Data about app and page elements
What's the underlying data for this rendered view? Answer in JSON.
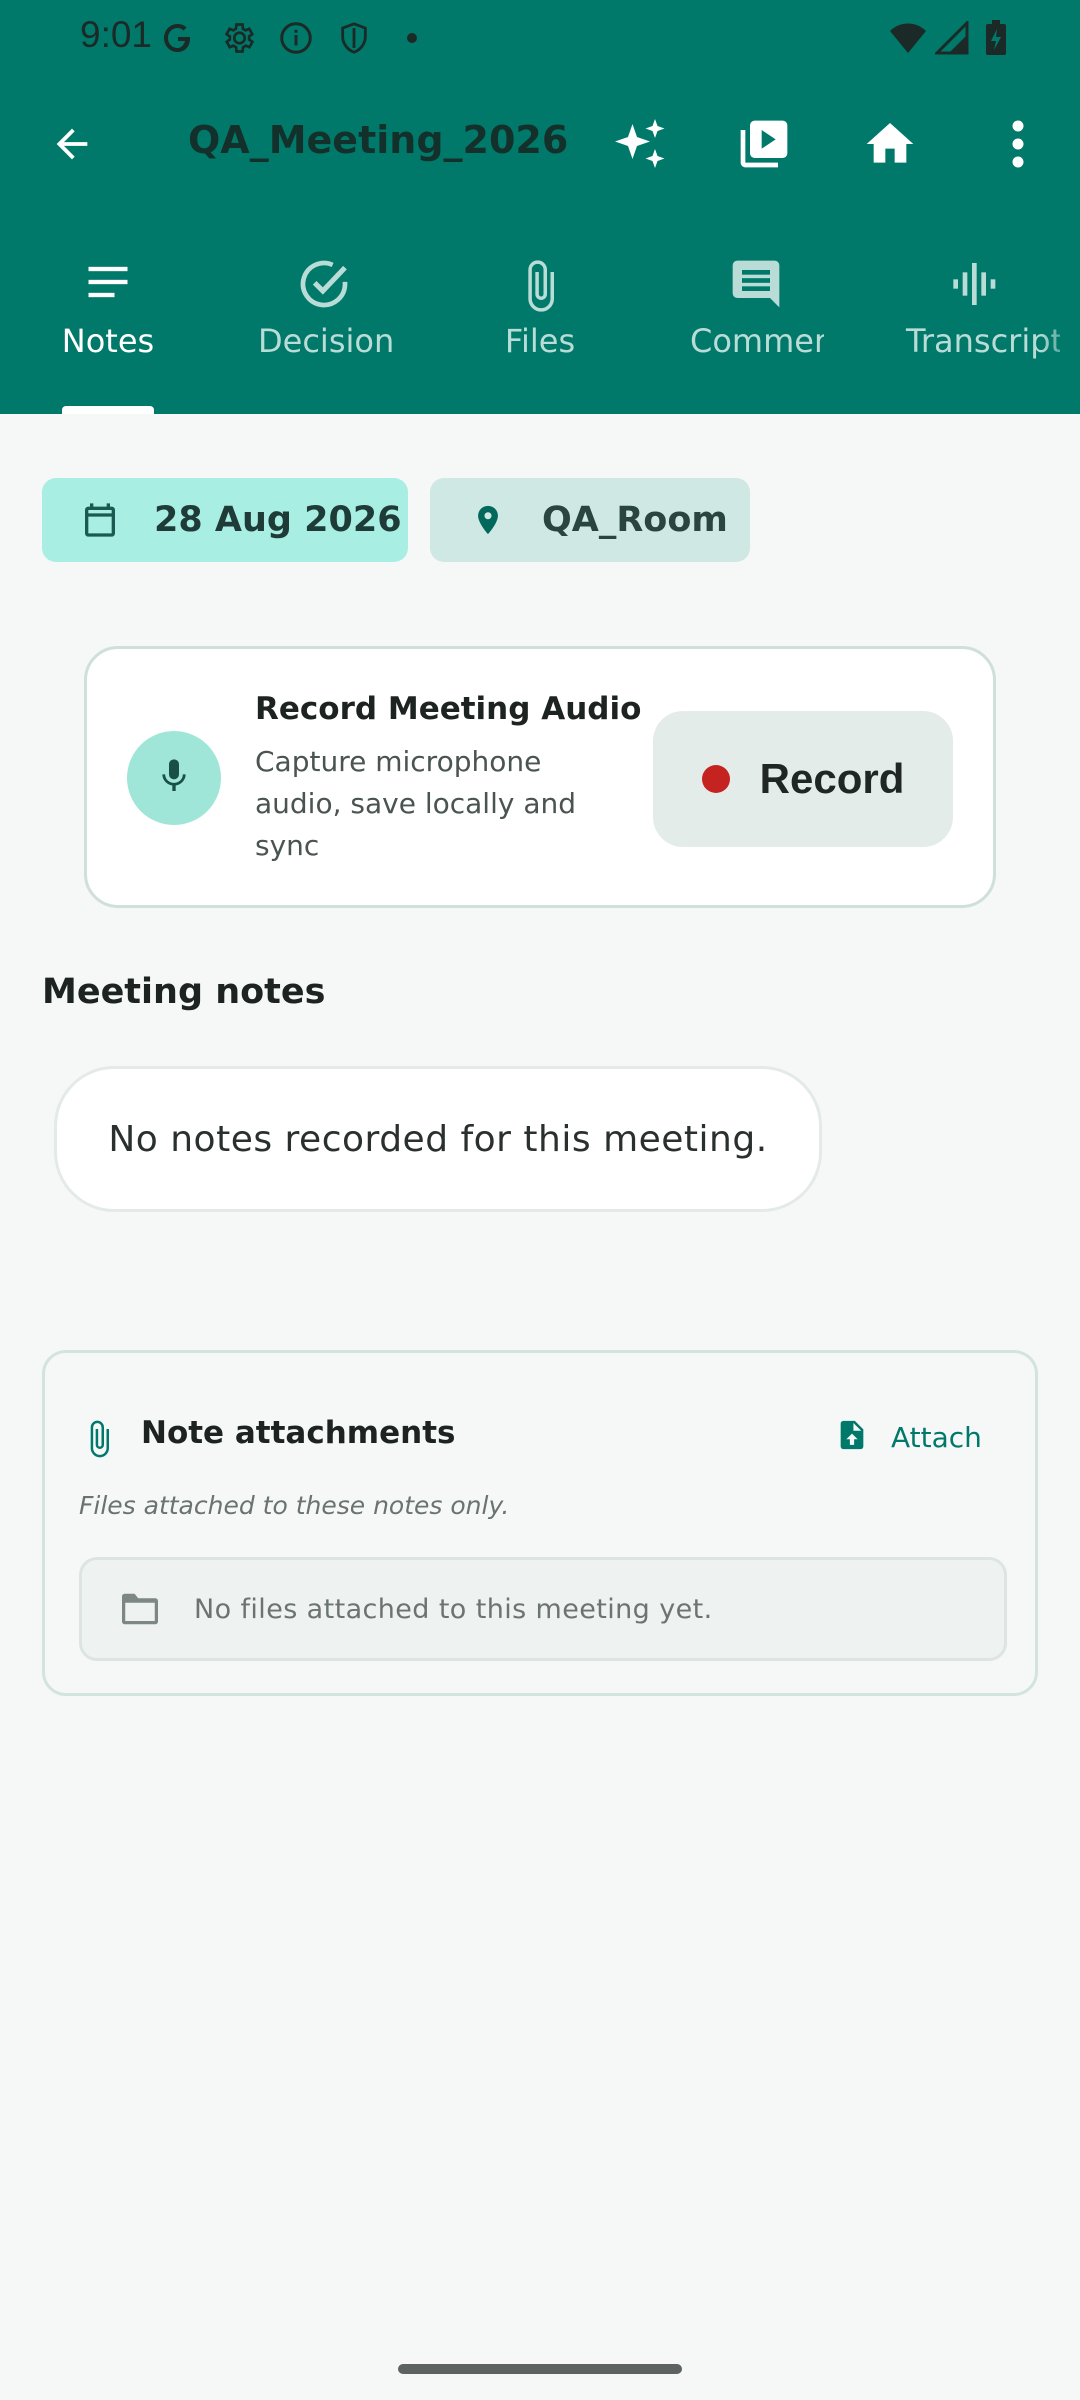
{
  "status_bar": {
    "time": "9:01",
    "icons": [
      "google-g-icon",
      "settings-gear-icon",
      "info-icon",
      "shield-icon",
      "dot-icon",
      "wifi-icon",
      "signal-icon",
      "battery-charging-icon"
    ]
  },
  "toolbar": {
    "title": "QA_Meeting_2026",
    "actions": [
      "back-arrow-icon",
      "ai-sparkle-icon",
      "playlist-play-icon",
      "home-icon",
      "more-vert-icon"
    ]
  },
  "tabs": [
    {
      "label": "Notes",
      "icon": "notes-lines-icon",
      "active": true
    },
    {
      "label": "Decisions",
      "icon": "check-circle-icon",
      "active": false
    },
    {
      "label": "Files",
      "icon": "paperclip-icon",
      "active": false
    },
    {
      "label": "Comments",
      "icon": "comment-icon",
      "active": false
    },
    {
      "label": "Transcript",
      "icon": "audio-wave-icon",
      "active": false
    }
  ],
  "meta": {
    "date": "28 Aug 2026",
    "location": "QA_Room"
  },
  "record_card": {
    "title": "Record Meeting Audio",
    "description": "Capture microphone audio, save locally and sync",
    "button_label": "Record"
  },
  "notes": {
    "section_title": "Meeting notes",
    "empty_text": "No notes recorded for this meeting."
  },
  "attachments": {
    "title": "Note attachments",
    "attach_label": "Attach",
    "subtitle": "Files attached to these notes only.",
    "empty_text": "No files attached to this meeting yet."
  },
  "colors": {
    "primary": "#00796b",
    "chip_date": "#a8eee3",
    "chip_room": "#cfe8e3",
    "record_dot": "#c5231f"
  }
}
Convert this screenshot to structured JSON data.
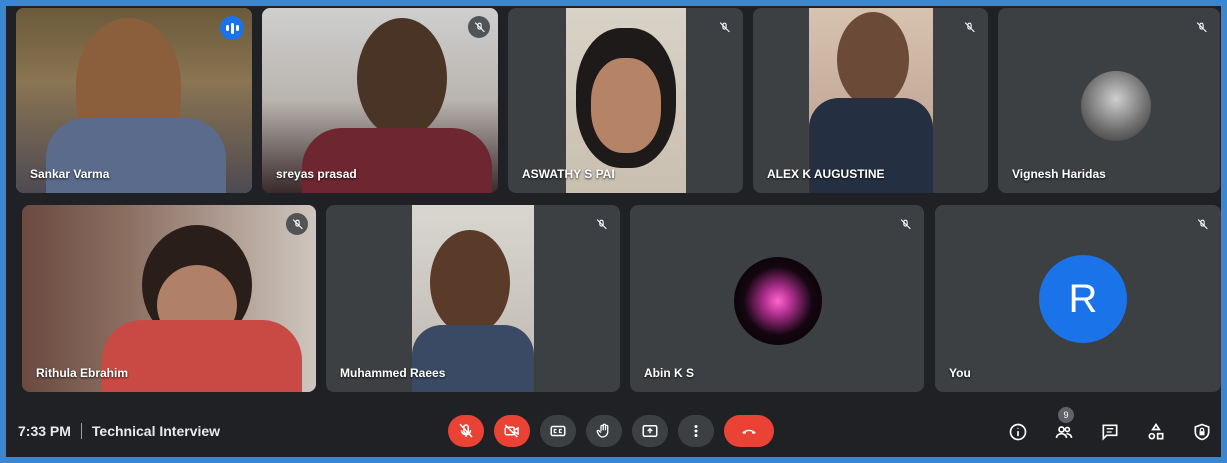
{
  "participants": [
    {
      "name": "Sankar Varma",
      "speaking": true
    },
    {
      "name": "sreyas prasad",
      "muted": true
    },
    {
      "name": "ASWATHY S PAI",
      "muted": true
    },
    {
      "name": "ALEX K AUGUSTINE",
      "muted": true
    },
    {
      "name": "Vignesh Haridas",
      "muted": true
    },
    {
      "name": "Rithula Ebrahim",
      "muted": true
    },
    {
      "name": "Muhammed Raees",
      "muted": true
    },
    {
      "name": "Abin K S",
      "muted": true
    },
    {
      "name": "You",
      "avatar_letter": "R",
      "avatar_color": "#1a73e8",
      "muted": true
    }
  ],
  "meeting": {
    "time": "7:33 PM",
    "title": "Technical Interview"
  },
  "toolbar": {
    "people_count": "9"
  },
  "colors": {
    "end_call": "#ea4335",
    "accent": "#1a73e8",
    "tile": "#3c4043",
    "background": "#202124"
  }
}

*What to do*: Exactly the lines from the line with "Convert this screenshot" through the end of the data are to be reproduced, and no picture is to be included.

*Reply to the exercise*:
Convert this screenshot to structured JSON data.
{
  "participants": [
    {
      "name": "Sankar Varma",
      "speaking": true
    },
    {
      "name": "sreyas prasad",
      "muted": true
    },
    {
      "name": "ASWATHY S PAI",
      "muted": true
    },
    {
      "name": "ALEX K AUGUSTINE",
      "muted": true
    },
    {
      "name": "Vignesh Haridas",
      "muted": true
    },
    {
      "name": "Rithula Ebrahim",
      "muted": true
    },
    {
      "name": "Muhammed Raees",
      "muted": true
    },
    {
      "name": "Abin K S",
      "muted": true
    },
    {
      "name": "You",
      "avatar_letter": "R",
      "avatar_color": "#1a73e8",
      "muted": true
    }
  ],
  "meeting": {
    "time": "7:33 PM",
    "title": "Technical Interview"
  },
  "toolbar": {
    "people_count": "9"
  },
  "colors": {
    "end_call": "#ea4335",
    "accent": "#1a73e8",
    "tile": "#3c4043",
    "background": "#202124"
  }
}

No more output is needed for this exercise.